---------- Data to process
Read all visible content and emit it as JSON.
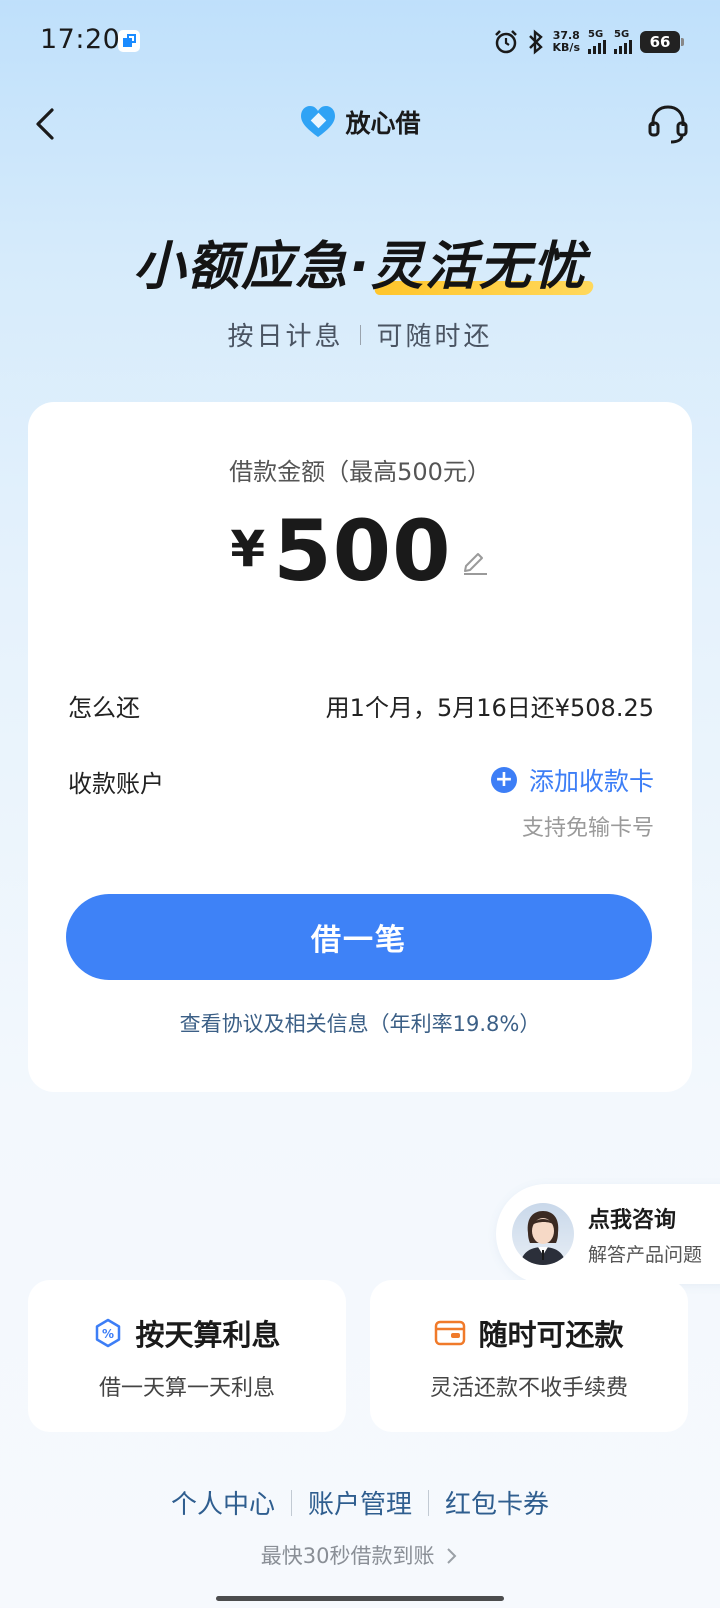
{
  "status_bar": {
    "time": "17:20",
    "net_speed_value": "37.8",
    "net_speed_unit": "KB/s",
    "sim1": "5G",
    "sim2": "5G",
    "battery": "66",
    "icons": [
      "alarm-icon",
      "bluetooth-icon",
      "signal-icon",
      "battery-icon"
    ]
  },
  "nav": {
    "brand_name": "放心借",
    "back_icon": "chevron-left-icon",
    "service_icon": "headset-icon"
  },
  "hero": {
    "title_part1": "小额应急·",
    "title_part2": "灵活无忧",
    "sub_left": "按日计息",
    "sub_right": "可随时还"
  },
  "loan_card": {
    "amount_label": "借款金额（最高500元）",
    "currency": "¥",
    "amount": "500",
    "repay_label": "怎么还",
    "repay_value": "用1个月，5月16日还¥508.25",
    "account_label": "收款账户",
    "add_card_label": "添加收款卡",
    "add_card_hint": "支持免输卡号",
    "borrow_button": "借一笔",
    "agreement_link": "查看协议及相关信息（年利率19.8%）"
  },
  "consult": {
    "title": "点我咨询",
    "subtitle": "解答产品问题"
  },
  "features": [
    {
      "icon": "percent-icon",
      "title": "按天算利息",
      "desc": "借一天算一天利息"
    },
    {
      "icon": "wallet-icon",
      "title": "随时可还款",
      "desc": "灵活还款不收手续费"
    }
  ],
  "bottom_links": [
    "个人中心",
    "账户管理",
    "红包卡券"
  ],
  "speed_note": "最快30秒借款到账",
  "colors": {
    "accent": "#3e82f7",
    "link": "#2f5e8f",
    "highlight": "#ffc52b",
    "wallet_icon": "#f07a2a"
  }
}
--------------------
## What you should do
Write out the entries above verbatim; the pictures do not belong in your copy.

## Answer area
Read all visible content and emit it as JSON.
{
  "status_bar": {
    "time": "17:20",
    "net_speed_value": "37.8",
    "net_speed_unit": "KB/s",
    "sim1": "5G",
    "sim2": "5G",
    "battery": "66",
    "icons": [
      "alarm-icon",
      "bluetooth-icon",
      "signal-icon",
      "battery-icon"
    ]
  },
  "nav": {
    "brand_name": "放心借",
    "back_icon": "chevron-left-icon",
    "service_icon": "headset-icon"
  },
  "hero": {
    "title_part1": "小额应急·",
    "title_part2": "灵活无忧",
    "sub_left": "按日计息",
    "sub_right": "可随时还"
  },
  "loan_card": {
    "amount_label": "借款金额（最高500元）",
    "currency": "¥",
    "amount": "500",
    "repay_label": "怎么还",
    "repay_value": "用1个月，5月16日还¥508.25",
    "account_label": "收款账户",
    "add_card_label": "添加收款卡",
    "add_card_hint": "支持免输卡号",
    "borrow_button": "借一笔",
    "agreement_link": "查看协议及相关信息（年利率19.8%）"
  },
  "consult": {
    "title": "点我咨询",
    "subtitle": "解答产品问题"
  },
  "features": [
    {
      "icon": "percent-icon",
      "title": "按天算利息",
      "desc": "借一天算一天利息"
    },
    {
      "icon": "wallet-icon",
      "title": "随时可还款",
      "desc": "灵活还款不收手续费"
    }
  ],
  "bottom_links": [
    "个人中心",
    "账户管理",
    "红包卡券"
  ],
  "speed_note": "最快30秒借款到账",
  "colors": {
    "accent": "#3e82f7",
    "link": "#2f5e8f",
    "highlight": "#ffc52b",
    "wallet_icon": "#f07a2a"
  }
}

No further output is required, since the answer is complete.